Personalisation – Reinforcing a narrow perspective One concern with

search personalisation and similar tools is that [personalisation narrows perspectives on results]1, falling into the trap of confirmation bias – users are 1) more likely to search for affirming content and 2) if search engines customise to users, they are also more likely to return affirming results, thus users are less aware of the diversity of opinions, sources, etc. Generalist responses, personal recommendation, and diversifying * One solution to this is not to personalise results. However, this is problematic; [personalisation may be the act of a good informant]2, – we expect information to be in accord with our prior understandings, our context (geographic if nothing else), etc. * Another solution is to use friends and other social contacts as informants (see my discussion of [Facebook graph search as an epistemic tool]3) – our friends understand our common knowledge and can address this, and be interrogated as to their reasons more directly; of course, there are still biases here, and my friends may not be able to inform me about a rather large range of topics. * A solution I’ve come across today is to deliberately show results which our outside the area of enquiry, either topic wise, social wise, or perspective wise.  This is something akin to asking a friend for advice, and them giving you it and then saying “but of course, some people think that xyz”. Now, this is interesting as an approach to attempt to diversify perspectives and contexts (and certainly, as a way to diversify a results set, and avoid the “split ranking” issue raised by Simpson in which the top 50% of results are about one perspective and the bottom another).  However, it’s not  quite so transparently useful as it might seem insofar as some psychological research indicates that exposure to opposing perspectives can reinforce people’s own viewpoint (and prepare them for arguing against opposition).

XKCD testimonial knowledge

Of course, sometimes it makes sense to take (implicit or explicit) testimony as true

Diversity Aware Search – Tools The reason I’m thinking about this

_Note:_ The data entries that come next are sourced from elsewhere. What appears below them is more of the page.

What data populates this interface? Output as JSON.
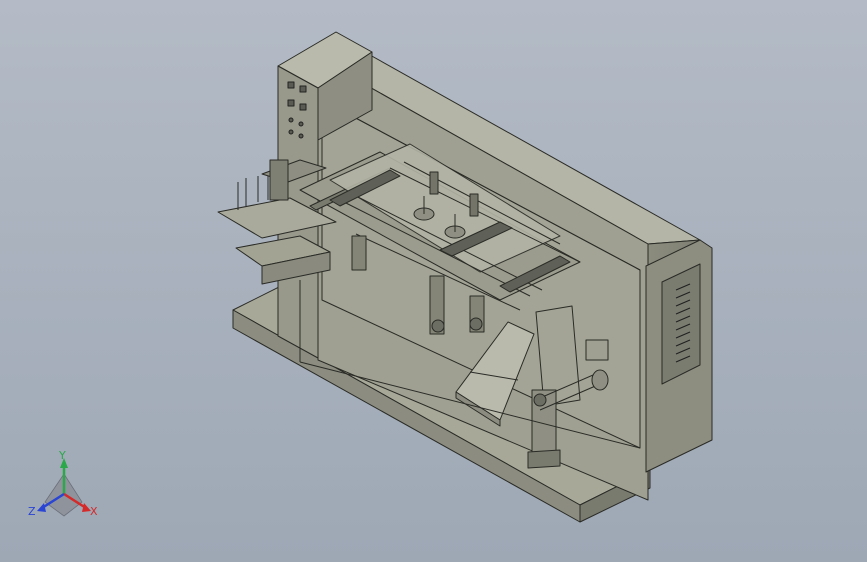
{
  "view_triad": {
    "axis_x": "X",
    "axis_y": "Y",
    "axis_z": "Z",
    "colors": {
      "x": "#d42a2a",
      "y": "#2aa84a",
      "z": "#2a44d4"
    }
  },
  "model": {
    "body_color": "#9a9b8c",
    "body_dark": "#6f7066",
    "body_light": "#b7b8a9",
    "edge_color": "#2a2b26"
  }
}
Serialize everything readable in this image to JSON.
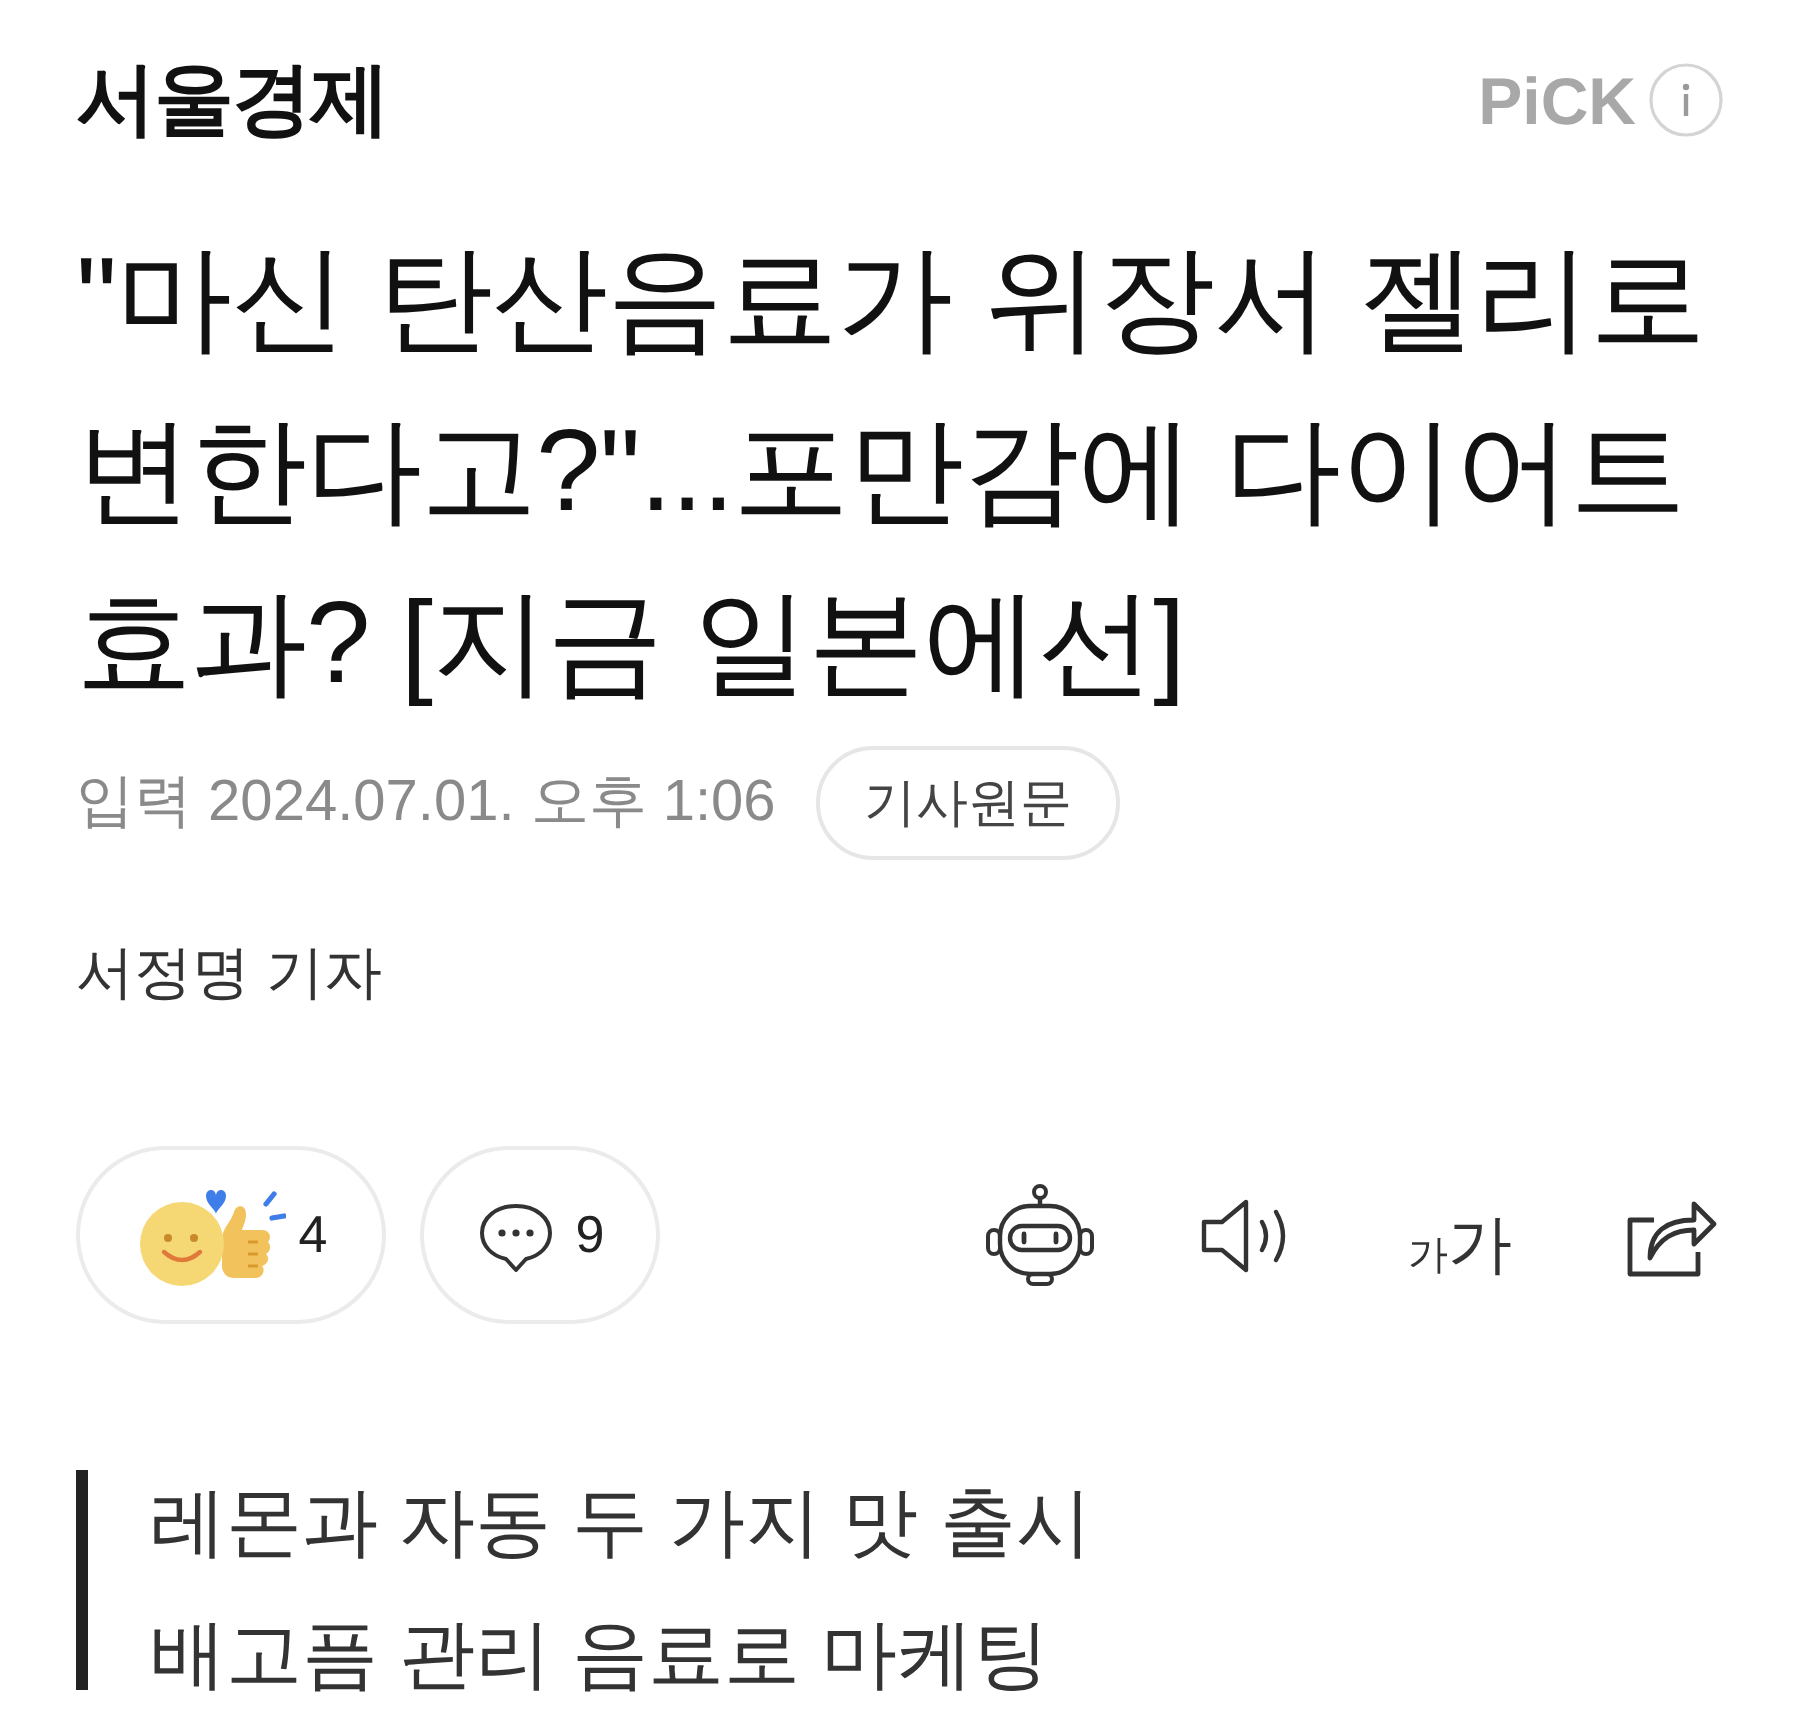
{
  "header": {
    "logo": "서울경제",
    "badge": "PiCK"
  },
  "headline_lines": [
    "\"마신 탄산음료가 위장서 젤리로",
    "변한다고?\"...포만감에 다이어트",
    "효과? [지금 일본에선]"
  ],
  "meta": {
    "published": "입력 2024.07.01. 오후 1:06",
    "original_link": "기사원문"
  },
  "byline": "서정명 기자",
  "reactions": [
    {
      "kind": "like",
      "count": "4"
    },
    {
      "kind": "comment",
      "count": "9"
    }
  ],
  "tools": [
    {
      "kind": "bot"
    },
    {
      "kind": "audio"
    },
    {
      "kind": "font_size",
      "small": "가",
      "large": "가"
    },
    {
      "kind": "share"
    }
  ],
  "summary": [
    "레몬과 자동 두 가지 맛 출시",
    "배고픔 관리 음료로 마케팅"
  ]
}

today is I’ve just come across the: Diversity-Aware Scholar Search (DASS). Search engine that researchers can use to identify papers that are related to one of their working papers. DASS is user-sensitive: it down-ranks papers with authors with whom the user has co-authored papers in the past. Works on Mac and Linux platforms.  This is a cool way to explore other groups (avoid homophily in your ‘social network’/academic network) to some extent, it would be interesting to explore the same idea across domain boundaries (which I think that tool can do). And of course, as I should have known there is a reasonable amount (~[223 google scholar hits]4) of research on ‘diversity aware search’ so, something to explore further!  Ideas, tools, comments welcome here or [@sjgknight]5 [UPDATE] – this paper “Data mining, interactive semantic structuring,and collaboration: A diversity-aware method for sense-making in search” is a brilliant description of how this DAS approach might work. Verbeke Mathias, Bettina Berendt, & Siegfried Nijssen (2009). Data mining, interactive semantic structuring,and collaboration: A diversity-aware method for sense-making in search First International Workshop on Living Web, , collocated with the 8th International Semantic Web Conference (ISWC-2009) Other: 6724


  1. “Evaluating recommender systems as epistemic tools”

  2. “Evaluating Google as an Epistemic Tool”

  3. “Evaluating Facebook Graph search as an epistemic tool”